The Guest List
Decide the guest list right away. Chances are, if you’re eloping–especially in an adventure elopement–you won’t be inviting many guests. But, if you’re looking for a way to have your nearest and dearest with you without taking away from the intimate elopement feel, simply give each guest a role.
Ask your best friend to be your officiant, your close friend to be your hair and makeup stylist, or your mom to be your coordinator for the day. This way, you can have the people you love around you without needing to also make space for vendors. Or, if you have some vendors in mind you love, ask them in advance. They’ll feel honored to help with such an intimate and meaningful day.
Travel & Accommodations
Buy or coordinate transportation. Think about whether or not your destination is close enough to drive to or if you need to book flights.
Book lodging. Book a hotel or Airbnb for your pre- and post-elopement stay if you feel like turning your special day into a romantic getaway with you and your new partner for life.
Hire a wedding photographer who specializes in elopements. When researching photographers and videographers, make sure to read their website. Look at galleries, watch their films, scroll through their Instagram and Pinterest accounts, and read client reviews. This will help you select a team that not only matches your vision but has experience shooting elopements.
In fact, if you are looking to have an all-in-one wedding planner and photographer/videographer, see how knowledgeable your vendors are and if they could give you all the information that a planner would provide. If not, then a wedding planner or day-of coordinator could be an advantageous decision to make the day smooth!
Look into any other vendors you mightwant. Just because you’re eloping doesn’t mean that you can’t enjoy the beautiful details of a larger wedding. Whether you want a florist to create your bouquet, a cake baker, or musicians to play at the ceremony, the choice is up to you and your partner!

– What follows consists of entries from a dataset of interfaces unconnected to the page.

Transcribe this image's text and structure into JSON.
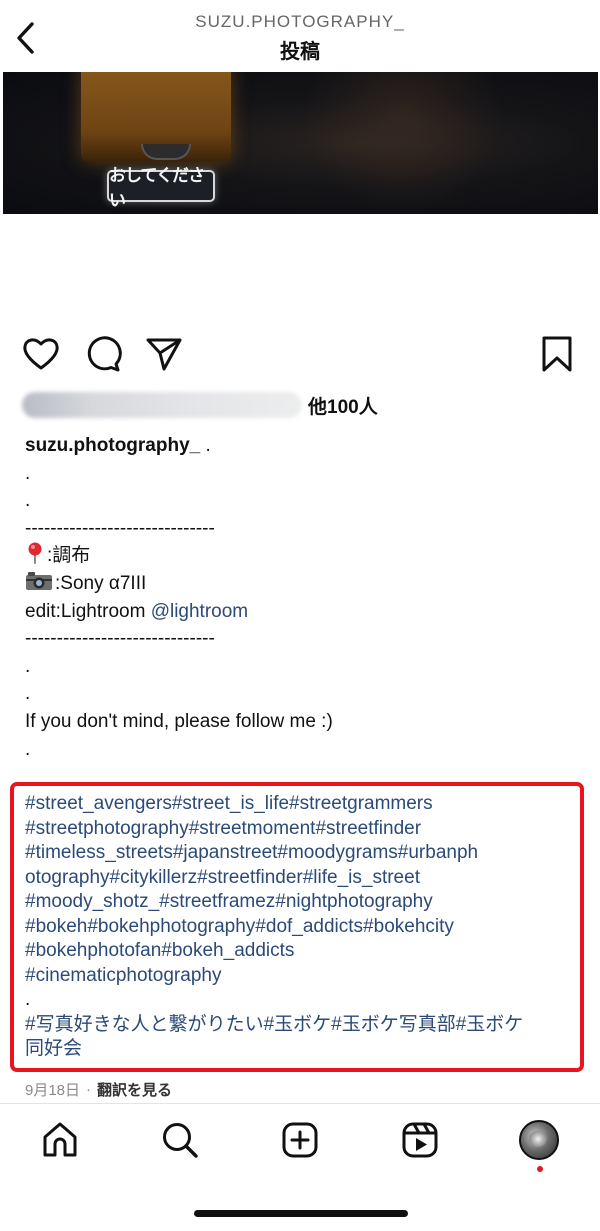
{
  "header": {
    "account": "SUZU.PHOTOGRAPHY_",
    "title": "投稿"
  },
  "image": {
    "sign_text": "おしてください"
  },
  "likes": {
    "count_text": "他100人"
  },
  "caption": {
    "username": "suzu.photography_",
    "first_line_suffix": " .",
    "dot": ".",
    "divider": "------------------------------",
    "location_text": ":調布",
    "camera_text": ":Sony α7III",
    "edit_prefix": "edit:Lightroom ",
    "edit_mention": "@lightroom",
    "follow_text": "If you don't mind, please follow me :)"
  },
  "hashtags": {
    "lines": [
      "#street_avengers#street_is_life#streetgrammers",
      "#streetphotography#streetmoment#streetfinder",
      "#timeless_streets#japanstreet#moodygrams#urbanph",
      "otography#citykillerz#streetfinder#life_is_street",
      "#moody_shotz_#streetframez#nightphotography",
      "#bokeh#bokehphotography#dof_addicts#bokehcity",
      "#bokehphotofan#bokeh_addicts",
      "#cinematicphotography"
    ],
    "dot": ".",
    "jp_lines": [
      "#写真好きな人と繋がりたい#玉ボケ#玉ボケ写真部#玉ボケ",
      "同好会"
    ]
  },
  "meta": {
    "date": "9月18日",
    "separator": "·",
    "translate": "翻訳を見る"
  },
  "tabs": [
    {
      "icon": "home-icon"
    },
    {
      "icon": "search-icon"
    },
    {
      "icon": "create-post-icon"
    },
    {
      "icon": "reels-icon"
    },
    {
      "icon": "profile-avatar"
    }
  ],
  "colors": {
    "link": "#2b4a78",
    "highlight_border": "#e8141e",
    "notification_dot": "#e8141e"
  }
}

Make It Official
Get your marriage license. It’s crucial that you get your marriage license within the specified window of time for your wedding location.
Determine whether or not you need a witness. Marriage laws vary by state and by country, so do your research to determine whether you need a witness or two before you jet off to tie the knot.
Ensure your officiant is legally authorized to perform the ceremony. By law, officiants must be authorized to perform wedding ceremonies. Be sure that yours is!
Collect all other legal documents you might need. Depending on your destination, you may need legal documents such as birth certificates, affidavits, blood tests, visas, etc. In the state of Colorado, you can self-solemnize, which means you don’t even need an officiant – just you and your partner and a pen.
Plan a sweetheart celebration or a post-elopement party. Even if you’re planning on having a reception later on with friends and family, take the time to plan a quiet celebration as newlyweds.
Call your parents, closest family, and friends. If you’re not hosting a party, call your closest family and friends and tell them right away. Although they may be upset at first, they’re ultimately going to be so happy for you.
Send announcements to share the good news with everyone else. Don’t forget to announce to your friends, loved ones, and colleagues that you’ve eloped! It might sound silly, but it’s actually an easy thing to forget.
Feeling a bit overwhelmed? We just covered a lot of to-dos. Don’t worry, you’ve got this! Save this checklist to work as you’re planning. Then look through these elopement photos from Twin Lakes, Colorado. They prove less is more, and that temporary stress will be worth it!
Sarah Arnold Photography is a Colorado-based photographer who specializes in couples, families, and portraits. Whether you're ready to book or have more questions, I am so glad you're here!